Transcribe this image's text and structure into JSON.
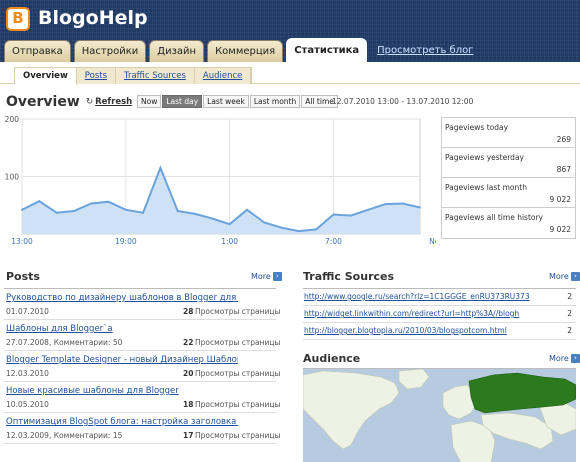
{
  "app": {
    "logo_letter": "B",
    "name": "BlogoHelp",
    "brand_color": "#203a66"
  },
  "main_tabs": [
    {
      "label": "Отправка",
      "active": false
    },
    {
      "label": "Настройки",
      "active": false
    },
    {
      "label": "Дизайн",
      "active": false
    },
    {
      "label": "Коммерция",
      "active": false
    },
    {
      "label": "Статистика",
      "active": true
    }
  ],
  "view_blog_link": "Просмотреть блог",
  "sub_tabs": [
    {
      "label": "Overview",
      "active": true
    },
    {
      "label": "Posts",
      "active": false
    },
    {
      "label": "Traffic Sources",
      "active": false
    },
    {
      "label": "Audience",
      "active": false
    }
  ],
  "overview": {
    "title": "Overview",
    "refresh_label": "Refresh",
    "ranges": [
      {
        "label": "Now",
        "active": false
      },
      {
        "label": "Last day",
        "active": true
      },
      {
        "label": "Last week",
        "active": false
      },
      {
        "label": "Last month",
        "active": false
      },
      {
        "label": "All time",
        "active": false
      }
    ],
    "date_range": "12.07.2010 13:00 - 13.07.2010 12:00"
  },
  "chart_data": {
    "type": "area",
    "y_ticks": [
      100,
      200
    ],
    "ylim": [
      0,
      200
    ],
    "x_tick_labels": [
      "13:00",
      "19:00",
      "1:00",
      "7:00",
      "Now"
    ],
    "x_tick_positions": [
      0,
      6,
      12,
      18,
      24
    ],
    "values": [
      42,
      57,
      37,
      40,
      53,
      56,
      42,
      37,
      115,
      40,
      35,
      27,
      17,
      42,
      20,
      11,
      5,
      8,
      34,
      32,
      42,
      52,
      53,
      46
    ],
    "series_color": "#6aa3dc",
    "grid": true
  },
  "stats": [
    {
      "label": "Pageviews today",
      "value": "269"
    },
    {
      "label": "Pageviews yesterday",
      "value": "867"
    },
    {
      "label": "Pageviews last month",
      "value": "9 022"
    },
    {
      "label": "Pageviews all time history",
      "value": "9 022"
    }
  ],
  "posts": {
    "title": "Posts",
    "more_label": "More",
    "items": [
      {
        "title": "Руководство по дизайнеру шаблонов в Blogger для но...",
        "date": "01.07.2010",
        "comments": "",
        "views": "28",
        "views_label": "Просмотры страницы"
      },
      {
        "title": "Шаблоны для Blogger`а",
        "date": "27.07.2008, Комментарии: 50",
        "comments": "",
        "views": "22",
        "views_label": "Просмотры страницы"
      },
      {
        "title": "Blogger Template Designer - новый Дизайнер Шаблоно...",
        "date": "12.03.2010",
        "comments": "",
        "views": "20",
        "views_label": "Просмотры страницы"
      },
      {
        "title": "Новые красивые шаблоны для Blogger",
        "date": "10.05.2010",
        "comments": "",
        "views": "18",
        "views_label": "Просмотры страницы"
      },
      {
        "title": "Оптимизация BlogSpot блога: настройка заголовка TI...",
        "date": "12.03.2009, Комментарии: 15",
        "comments": "",
        "views": "17",
        "views_label": "Просмотры страницы"
      }
    ]
  },
  "traffic": {
    "title": "Traffic Sources",
    "more_label": "More",
    "items": [
      {
        "url": "http://www.google.ru/search?rlz=1C1GGGE_enRU373RU373",
        "count": "2"
      },
      {
        "url": "http://widget.linkwithin.com/redirect?url=http%3A//blogh",
        "count": "2"
      },
      {
        "url": "http://blogger.blogtopla.ru/2010/03/blogspotcom.html",
        "count": "2"
      }
    ]
  },
  "audience": {
    "title": "Audience",
    "more_label": "More",
    "map_colors": {
      "ocean": "#b7cbe0",
      "land": "#eef2e4",
      "highlight": "#2d7a1e"
    }
  }
}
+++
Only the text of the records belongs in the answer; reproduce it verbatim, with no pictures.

Transcribe this image's text and structure into JSON.
{
  "app": {
    "logo_letter": "B",
    "name": "BlogoHelp",
    "brand_color": "#203a66"
  },
  "main_tabs": [
    {
      "label": "Отправка",
      "active": false
    },
    {
      "label": "Настройки",
      "active": false
    },
    {
      "label": "Дизайн",
      "active": false
    },
    {
      "label": "Коммерция",
      "active": false
    },
    {
      "label": "Статистика",
      "active": true
    }
  ],
  "view_blog_link": "Просмотреть блог",
  "sub_tabs": [
    {
      "label": "Overview",
      "active": true
    },
    {
      "label": "Posts",
      "active": false
    },
    {
      "label": "Traffic Sources",
      "active": false
    },
    {
      "label": "Audience",
      "active": false
    }
  ],
  "overview": {
    "title": "Overview",
    "refresh_label": "Refresh",
    "ranges": [
      {
        "label": "Now",
        "active": false
      },
      {
        "label": "Last day",
        "active": true
      },
      {
        "label": "Last week",
        "active": false
      },
      {
        "label": "Last month",
        "active": false
      },
      {
        "label": "All time",
        "active": false
      }
    ],
    "date_range": "12.07.2010 13:00 - 13.07.2010 12:00"
  },
  "chart_data": {
    "type": "area",
    "y_ticks": [
      100,
      200
    ],
    "ylim": [
      0,
      200
    ],
    "x_tick_labels": [
      "13:00",
      "19:00",
      "1:00",
      "7:00",
      "Now"
    ],
    "x_tick_positions": [
      0,
      6,
      12,
      18,
      24
    ],
    "values": [
      42,
      57,
      37,
      40,
      53,
      56,
      42,
      37,
      115,
      40,
      35,
      27,
      17,
      42,
      20,
      11,
      5,
      8,
      34,
      32,
      42,
      52,
      53,
      46
    ],
    "series_color": "#6aa3dc",
    "grid": true
  },
  "stats": [
    {
      "label": "Pageviews today",
      "value": "269"
    },
    {
      "label": "Pageviews yesterday",
      "value": "867"
    },
    {
      "label": "Pageviews last month",
      "value": "9 022"
    },
    {
      "label": "Pageviews all time history",
      "value": "9 022"
    }
  ],
  "posts": {
    "title": "Posts",
    "more_label": "More",
    "items": [
      {
        "title": "Руководство по дизайнеру шаблонов в Blogger для но...",
        "date": "01.07.2010",
        "comments": "",
        "views": "28",
        "views_label": "Просмотры страницы"
      },
      {
        "title": "Шаблоны для Blogger`а",
        "date": "27.07.2008, Комментарии: 50",
        "comments": "",
        "views": "22",
        "views_label": "Просмотры страницы"
      },
      {
        "title": "Blogger Template Designer - новый Дизайнер Шаблоно...",
        "date": "12.03.2010",
        "comments": "",
        "views": "20",
        "views_label": "Просмотры страницы"
      },
      {
        "title": "Новые красивые шаблоны для Blogger",
        "date": "10.05.2010",
        "comments": "",
        "views": "18",
        "views_label": "Просмотры страницы"
      },
      {
        "title": "Оптимизация BlogSpot блога: настройка заголовка TI...",
        "date": "12.03.2009, Комментарии: 15",
        "comments": "",
        "views": "17",
        "views_label": "Просмотры страницы"
      }
    ]
  },
  "traffic": {
    "title": "Traffic Sources",
    "more_label": "More",
    "items": [
      {
        "url": "http://www.google.ru/search?rlz=1C1GGGE_enRU373RU373",
        "count": "2"
      },
      {
        "url": "http://widget.linkwithin.com/redirect?url=http%3A//blogh",
        "count": "2"
      },
      {
        "url": "http://blogger.blogtopla.ru/2010/03/blogspotcom.html",
        "count": "2"
      }
    ]
  },
  "audience": {
    "title": "Audience",
    "more_label": "More",
    "map_colors": {
      "ocean": "#b7cbe0",
      "land": "#eef2e4",
      "highlight": "#2d7a1e"
    }
  }
}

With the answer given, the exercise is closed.